It’s hard to blame Canada’s business community for feeling trepidatious about what’s to come. More than a year into his leadership, Poilievre made sure to remind Bay Street executives at a C.D. Howe lunch that he wasn’t all that interested in spending his time meeting with them. Just last week his newest star member of Parliament, Jamil Jivani, took the opportunity in his victory speech to warn “liberal elites” in business to get their priorities straight and worry less about DEI and more about their workers.

It’s not that this commentary is mere rhetoric. Indeed, Poilievre and Jivani are quite serious about the priorities they’re setting. But rather than assuming a focus on these themes will lead to economic interventionism, it’s worth thinking through what underpins them. 

Conservatives know that for wages to go up and prices to go down or stop growing so fast (in other words, to get at that pesky GDP-per-capita problem), our economy needs to grow—especially if our population continues to grow. Left-wing populists may believe the best way to make one person’s piece of the pie bigger is to make another’s smaller, but conservatives—even pro-worker conservatives—understand that the better approach is to make the pie bigger. To make matters more complicated, much of what anemic growth we have had in Canada has been a result of our housing bubble, which Poilievre and his team are planning to help deflate.

Finally, the Conservatives want to “fix the budget.” It’s the third of their top four priorities if you assume their slogans are indicative. And while any meaningful path to balance will include finding savings, more importantly, it will involve driving revenue through economic growth, which, for a frequent Milton Friedman quoter, is going to have to come from lower taxes and deregulation. In other words, Poilievre won’t be able to achieve the Canada that he wants for workers and consumers without growth-oriented, traditionally pro-business policies.

There will no doubt be instances—like weighing whether to approve a merger or takeover or deciding whether to legislate workers back to their jobs—where free market principles will have to be weighed against competing common goods like national security or labour rights.
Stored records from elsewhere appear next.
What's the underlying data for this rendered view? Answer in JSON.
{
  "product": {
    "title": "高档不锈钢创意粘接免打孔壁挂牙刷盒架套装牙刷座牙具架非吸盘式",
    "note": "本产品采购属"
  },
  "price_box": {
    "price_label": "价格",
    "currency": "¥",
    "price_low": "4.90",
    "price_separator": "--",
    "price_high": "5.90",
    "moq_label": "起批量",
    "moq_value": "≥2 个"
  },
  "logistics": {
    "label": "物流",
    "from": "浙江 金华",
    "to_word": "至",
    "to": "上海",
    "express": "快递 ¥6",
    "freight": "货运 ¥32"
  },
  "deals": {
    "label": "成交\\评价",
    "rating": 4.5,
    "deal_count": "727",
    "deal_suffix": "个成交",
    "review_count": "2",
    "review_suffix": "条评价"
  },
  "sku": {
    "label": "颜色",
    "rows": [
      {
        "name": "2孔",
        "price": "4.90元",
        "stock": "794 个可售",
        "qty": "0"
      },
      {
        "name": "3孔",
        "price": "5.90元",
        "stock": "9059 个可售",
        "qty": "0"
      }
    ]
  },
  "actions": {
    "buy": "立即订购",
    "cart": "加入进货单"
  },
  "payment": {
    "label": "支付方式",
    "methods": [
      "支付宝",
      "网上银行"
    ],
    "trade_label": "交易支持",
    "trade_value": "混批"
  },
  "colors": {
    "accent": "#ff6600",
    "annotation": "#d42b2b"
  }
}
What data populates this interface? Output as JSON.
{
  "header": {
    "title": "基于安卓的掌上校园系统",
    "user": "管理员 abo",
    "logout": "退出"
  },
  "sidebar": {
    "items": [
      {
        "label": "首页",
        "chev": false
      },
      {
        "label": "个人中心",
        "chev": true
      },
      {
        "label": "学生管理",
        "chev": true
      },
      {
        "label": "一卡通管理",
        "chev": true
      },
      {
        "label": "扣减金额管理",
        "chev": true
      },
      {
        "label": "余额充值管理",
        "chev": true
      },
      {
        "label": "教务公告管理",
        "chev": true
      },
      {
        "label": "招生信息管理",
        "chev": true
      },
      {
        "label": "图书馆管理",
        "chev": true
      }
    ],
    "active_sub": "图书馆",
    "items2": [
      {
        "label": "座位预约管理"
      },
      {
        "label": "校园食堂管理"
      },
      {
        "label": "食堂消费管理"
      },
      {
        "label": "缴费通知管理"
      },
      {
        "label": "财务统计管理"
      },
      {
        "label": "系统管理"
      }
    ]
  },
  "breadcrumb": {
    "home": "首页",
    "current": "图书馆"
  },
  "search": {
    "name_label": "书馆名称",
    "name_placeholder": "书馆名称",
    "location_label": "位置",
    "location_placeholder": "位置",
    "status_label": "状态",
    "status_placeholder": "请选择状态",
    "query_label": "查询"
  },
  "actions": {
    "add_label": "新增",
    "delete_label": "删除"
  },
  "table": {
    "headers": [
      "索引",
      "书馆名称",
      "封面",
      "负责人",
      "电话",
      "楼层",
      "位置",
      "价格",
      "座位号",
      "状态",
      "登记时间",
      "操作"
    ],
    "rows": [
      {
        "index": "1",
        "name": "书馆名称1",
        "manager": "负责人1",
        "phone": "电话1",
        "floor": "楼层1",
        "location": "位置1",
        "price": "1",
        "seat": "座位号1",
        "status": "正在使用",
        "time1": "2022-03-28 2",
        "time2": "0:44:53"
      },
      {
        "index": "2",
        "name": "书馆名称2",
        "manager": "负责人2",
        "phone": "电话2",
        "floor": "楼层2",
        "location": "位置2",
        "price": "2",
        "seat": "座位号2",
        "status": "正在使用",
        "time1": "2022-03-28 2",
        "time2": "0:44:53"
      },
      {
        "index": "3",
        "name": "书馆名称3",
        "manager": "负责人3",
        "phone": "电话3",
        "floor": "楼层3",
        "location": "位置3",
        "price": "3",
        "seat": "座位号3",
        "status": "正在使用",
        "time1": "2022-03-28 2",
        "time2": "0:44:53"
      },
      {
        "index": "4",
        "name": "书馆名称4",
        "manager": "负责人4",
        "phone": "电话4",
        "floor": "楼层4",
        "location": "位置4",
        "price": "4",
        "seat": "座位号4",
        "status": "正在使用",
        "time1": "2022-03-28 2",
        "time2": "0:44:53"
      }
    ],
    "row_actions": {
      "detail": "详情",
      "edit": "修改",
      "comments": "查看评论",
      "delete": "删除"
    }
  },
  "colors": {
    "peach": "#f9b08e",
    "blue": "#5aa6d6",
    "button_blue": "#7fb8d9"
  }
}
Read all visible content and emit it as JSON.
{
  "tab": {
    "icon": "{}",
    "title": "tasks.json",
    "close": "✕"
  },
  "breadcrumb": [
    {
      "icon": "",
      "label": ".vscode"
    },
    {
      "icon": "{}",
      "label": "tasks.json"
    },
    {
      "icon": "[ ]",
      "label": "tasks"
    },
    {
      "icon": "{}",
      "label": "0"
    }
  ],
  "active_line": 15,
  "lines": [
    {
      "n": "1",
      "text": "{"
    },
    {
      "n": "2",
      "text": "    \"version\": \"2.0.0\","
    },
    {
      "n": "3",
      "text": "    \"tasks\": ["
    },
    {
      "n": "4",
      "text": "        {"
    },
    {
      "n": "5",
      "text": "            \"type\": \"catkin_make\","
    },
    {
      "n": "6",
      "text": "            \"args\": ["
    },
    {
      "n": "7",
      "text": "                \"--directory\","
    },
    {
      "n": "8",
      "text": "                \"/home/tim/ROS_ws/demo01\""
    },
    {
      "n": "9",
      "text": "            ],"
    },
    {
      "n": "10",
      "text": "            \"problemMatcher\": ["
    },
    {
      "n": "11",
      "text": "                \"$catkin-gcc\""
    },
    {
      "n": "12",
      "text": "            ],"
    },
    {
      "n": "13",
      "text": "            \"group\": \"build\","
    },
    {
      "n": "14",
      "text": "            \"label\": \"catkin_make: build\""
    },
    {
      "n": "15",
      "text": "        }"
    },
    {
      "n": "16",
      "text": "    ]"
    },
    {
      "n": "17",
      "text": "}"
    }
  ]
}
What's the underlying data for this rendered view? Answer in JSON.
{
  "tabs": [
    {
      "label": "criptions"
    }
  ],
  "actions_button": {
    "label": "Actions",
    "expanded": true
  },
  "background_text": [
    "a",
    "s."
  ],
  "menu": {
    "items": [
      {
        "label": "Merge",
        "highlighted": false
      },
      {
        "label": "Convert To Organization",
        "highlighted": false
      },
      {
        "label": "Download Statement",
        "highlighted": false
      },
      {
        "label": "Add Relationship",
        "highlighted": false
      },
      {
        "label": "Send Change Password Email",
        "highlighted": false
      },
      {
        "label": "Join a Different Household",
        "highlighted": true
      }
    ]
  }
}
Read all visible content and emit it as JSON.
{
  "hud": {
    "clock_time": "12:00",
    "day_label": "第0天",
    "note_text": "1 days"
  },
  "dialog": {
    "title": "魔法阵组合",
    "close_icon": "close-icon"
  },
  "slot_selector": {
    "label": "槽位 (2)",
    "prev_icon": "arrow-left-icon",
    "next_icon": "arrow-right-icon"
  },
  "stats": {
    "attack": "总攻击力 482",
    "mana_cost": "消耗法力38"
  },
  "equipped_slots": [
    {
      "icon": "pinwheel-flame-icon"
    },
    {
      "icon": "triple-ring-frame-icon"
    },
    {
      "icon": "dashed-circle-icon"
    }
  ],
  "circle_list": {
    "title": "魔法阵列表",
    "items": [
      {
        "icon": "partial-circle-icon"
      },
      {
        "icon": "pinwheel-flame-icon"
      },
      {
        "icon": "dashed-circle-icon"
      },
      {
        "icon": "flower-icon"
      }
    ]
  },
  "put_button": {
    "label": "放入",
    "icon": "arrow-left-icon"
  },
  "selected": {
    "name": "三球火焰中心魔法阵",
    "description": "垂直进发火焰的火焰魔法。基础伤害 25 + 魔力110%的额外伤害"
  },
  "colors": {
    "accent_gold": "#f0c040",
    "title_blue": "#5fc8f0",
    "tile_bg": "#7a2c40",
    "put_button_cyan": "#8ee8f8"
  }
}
And of course, if a company’s idea of pro-business policy is for the government to preserve protected regulatory status, tax treatment, or a funding envelope, then that is an argument for crony capitalism, not a growth agenda. Business leaders may need to come to terms with not being the heroes of a potential Poilievre government’s economic story.

After all, prioritizing the interests of a small elite is part of how our country got into this mess. But casual watchers should not mistake Poilievre’s distaste for corporate Canada’s trendier priorities with a fundamental discomfort with free market capitalism. In fact, it’s the opposite. For Poilievre, fiscal conservatism and economic populism aren’t incompatible, they’re a match made in heaven.